When I'm in the garden at this time of year, my jacket pocket is crammed with 
small zipper bags and a sharpie marker or two.
Find these clear plastic bags in the beading section of any craft store, Walmart, or Amazon.

Hardworking garden plants may have left the days of summer beauty behind, 
but now they're preparing another gift—their legacy—SEEDS. 
(cleome seeds)

You can save spring gardening dollars by gathering
 next year's seeds from your own flowers instead of buying them.
(sunflower seeds)

If you haven't cut down old plant stalks and canes yet, 
the flower heads should be bursting with seed by now. 

As you wander along through your spent flower beds, select only the 
healthiest-looking seeds for your packets. Don't keep anything discolored or 
misshapen—those won't bring the best plants next year.
(clematis seeds)

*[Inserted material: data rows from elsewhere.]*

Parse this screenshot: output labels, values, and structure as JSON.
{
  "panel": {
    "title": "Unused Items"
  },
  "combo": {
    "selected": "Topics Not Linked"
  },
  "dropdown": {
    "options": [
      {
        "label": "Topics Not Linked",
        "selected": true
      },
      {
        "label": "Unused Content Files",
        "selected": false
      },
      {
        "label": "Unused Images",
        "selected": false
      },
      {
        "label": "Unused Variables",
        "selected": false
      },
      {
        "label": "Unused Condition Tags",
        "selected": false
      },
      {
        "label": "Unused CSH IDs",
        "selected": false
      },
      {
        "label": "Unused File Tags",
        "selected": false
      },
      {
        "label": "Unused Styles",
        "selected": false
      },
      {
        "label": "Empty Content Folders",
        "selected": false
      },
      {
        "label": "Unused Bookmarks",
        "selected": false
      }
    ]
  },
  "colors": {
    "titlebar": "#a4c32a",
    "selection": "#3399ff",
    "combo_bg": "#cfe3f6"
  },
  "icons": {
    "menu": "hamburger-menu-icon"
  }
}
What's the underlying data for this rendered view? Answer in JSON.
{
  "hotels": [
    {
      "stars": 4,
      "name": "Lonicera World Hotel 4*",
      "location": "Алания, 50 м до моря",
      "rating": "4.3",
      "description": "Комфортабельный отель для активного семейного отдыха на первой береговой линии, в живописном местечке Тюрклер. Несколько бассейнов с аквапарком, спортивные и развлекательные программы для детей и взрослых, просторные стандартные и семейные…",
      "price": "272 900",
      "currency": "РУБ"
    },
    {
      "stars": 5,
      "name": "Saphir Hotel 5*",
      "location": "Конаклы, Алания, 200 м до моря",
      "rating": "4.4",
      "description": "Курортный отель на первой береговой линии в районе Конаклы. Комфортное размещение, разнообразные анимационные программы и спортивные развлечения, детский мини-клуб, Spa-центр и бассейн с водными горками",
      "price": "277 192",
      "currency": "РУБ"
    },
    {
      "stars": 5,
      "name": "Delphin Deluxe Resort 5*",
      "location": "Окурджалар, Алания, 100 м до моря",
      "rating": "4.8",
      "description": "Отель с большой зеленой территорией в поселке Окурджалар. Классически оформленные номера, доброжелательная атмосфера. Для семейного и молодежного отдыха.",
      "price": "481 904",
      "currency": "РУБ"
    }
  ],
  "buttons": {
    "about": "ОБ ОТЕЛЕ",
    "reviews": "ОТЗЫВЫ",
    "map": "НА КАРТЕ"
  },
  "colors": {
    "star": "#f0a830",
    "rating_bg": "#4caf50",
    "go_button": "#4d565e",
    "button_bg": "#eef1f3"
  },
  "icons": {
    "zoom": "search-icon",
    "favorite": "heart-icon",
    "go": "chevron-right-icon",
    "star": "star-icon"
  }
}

Take an extra second and label the packet with your permanent marker. 
You might think you'll remember what plant they're from, 
but we all know how life uses its eraser on our short-term memories.

Let the Thomas Jefferson in you climb out and collect a few experimental seeds. 
These hardy begonia seeds will probably not bear anything, but it's a possibility.

Let the plastic bags remain open for a couple days until the seeds have time to 
dry completely before you zip them closed. If you zip the packets closed too soon, 
you'll end up with a packet of mold for your springtime surprise.
Store the packets in a cool, dry place, away from the sunshine. 

Happy collecting! 
The garden dollars you used to spend on pricey seed packets can 
now be used to buy that Annabelle Hydrangea you've always wanted ... 

More advice and methods for collecting seeds here and here.

1 comment:

Cynthia Howerter said...

I have a gardening buddy! I love this article - it's beautifully written and the photos are a treasure.